The Legend of the Tiger’s GoldWill Granderson
The world (and this blog) has spent a lot of time wondering about the Nazi treasure train, allegedly hidden somewhere in the mountains of Poland. But another rumored treasure of gold and jewels, one that also came out of World War II, dwarfs even the most fantastic expectations about all the remaining Nazi stolen treasure that may yet be hidden in mines or lost to the bottom of the ocean. To start our hunt for this massive treasure we must look to our second front in WWII, the war with Japan.
After shedding the last vestiges of the Samurai leadership after the mid-1850s, Japan embarked on a program to modernize its military. Much of that effort came after Commodore Matthew C. Perry of the United States Navy steamed into Tokyo Bay in 1853 and shelled the Japanese into accepting a treaty with the U.S. That incident shocked the Japanese into a long period of modernization and industrialization. By the early 1900s, Japan had grown into a formidable power in Asia, and when the empire started throwing its military weight around in the early 1900s, it was typically victorious, usually overwhelmingly. These victories led Japan to expand into areas rich in natural resources and the Japanese launched attacks aimed at Singapore, Hong Kong, the Philippines, and Malaya. Of course, in that same push the Japanese finally overreached, attacking Pearl Harbor. You know the story from there.
As Japan’s empire grew, so did its treasury.

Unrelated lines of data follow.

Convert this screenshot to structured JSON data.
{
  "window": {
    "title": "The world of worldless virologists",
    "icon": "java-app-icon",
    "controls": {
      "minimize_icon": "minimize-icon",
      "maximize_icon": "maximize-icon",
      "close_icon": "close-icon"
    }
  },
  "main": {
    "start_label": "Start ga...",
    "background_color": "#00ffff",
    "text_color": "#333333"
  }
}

When their army invaded a country, they stripped that nation’s wealth and used it to further Japan’s own industrialization and war efforts. But when World War II started to go badly for them, many in Japan’s leadership had a suspicion they were going to lose and allegedly hatched a plot to strip their own homeland of its treasures and hide them in the Philippines. It was long rumored that some of that recovered Japanese treasure was the source of the awesome wealth behind Ferdinand Marcos.
The task of hiding the treasure was given to Japanese general Tomoyuki Yamashita, also known as “the Tiger of Malaya.” That’s how the hidden treasure got the name “Yamashita’s Gold” and the tale of its burial is both intriguing and horrifying. As the legend goes, several high level Japanese officials were in charge of tunneling and digging mines. In all 175 treasure sites were constructed, filled and sealed. Allegedly, the last of these mines were sealed with the engineers and workers still inside to insure that the treasure’s locations would stay secret. After that is when the story gets weird.
After the war it was rumored that Americans had discovered and seized at least some of the Japanese treasure. According to this account, the government and military decided to keep the seized treasure a secret, using the money to finance many aspects of the Cold War. If you believe some of the more spectacular tales, 170,000 tons of gold is still sitting in a vault in Hawaii. Were that true it would be a volume of gold greater than what’s been mined from the earth since the beginning of time. One also wonders where the government is hiding a facility that would need to be substantially larger than Fort Knox in Hawaii?
As far as the truth of it, we simply don’t know. It’s quite likely that the Japanese did indeed hide some of their war treasure in the rugged hills of the Philippines. As to whether the U.S. found some of that treasure after the war, that’s also quite possible. It was almost certainly not 170,000 tons of gold and there’s certainly no super-size Fort Knox hosting a luau in Hawaii. It’s likely at least some of that treasure has been discovered, though there are no official accounts of how much or where it ended up.
The rugged interior of the Philippines is still home to various rebel groups which makes looking for treasure in that jungle a risky enterprise. It’s also good to keep in mind that, toward the end of the war, the U.S. had complete mastery over the seas around Japan and at least some of the treasure was likely sunk en route by U.S. submarines and warplanes. Ooops.
For now the search goes on with at least a strong suspicion that much of Yamashita’s Gold is still buried in the hills of the Philippines jungle…and at least one stash will contain the gruesome remains of a handful of Japanese engineers and miners who were tragically a little too good at their jobs.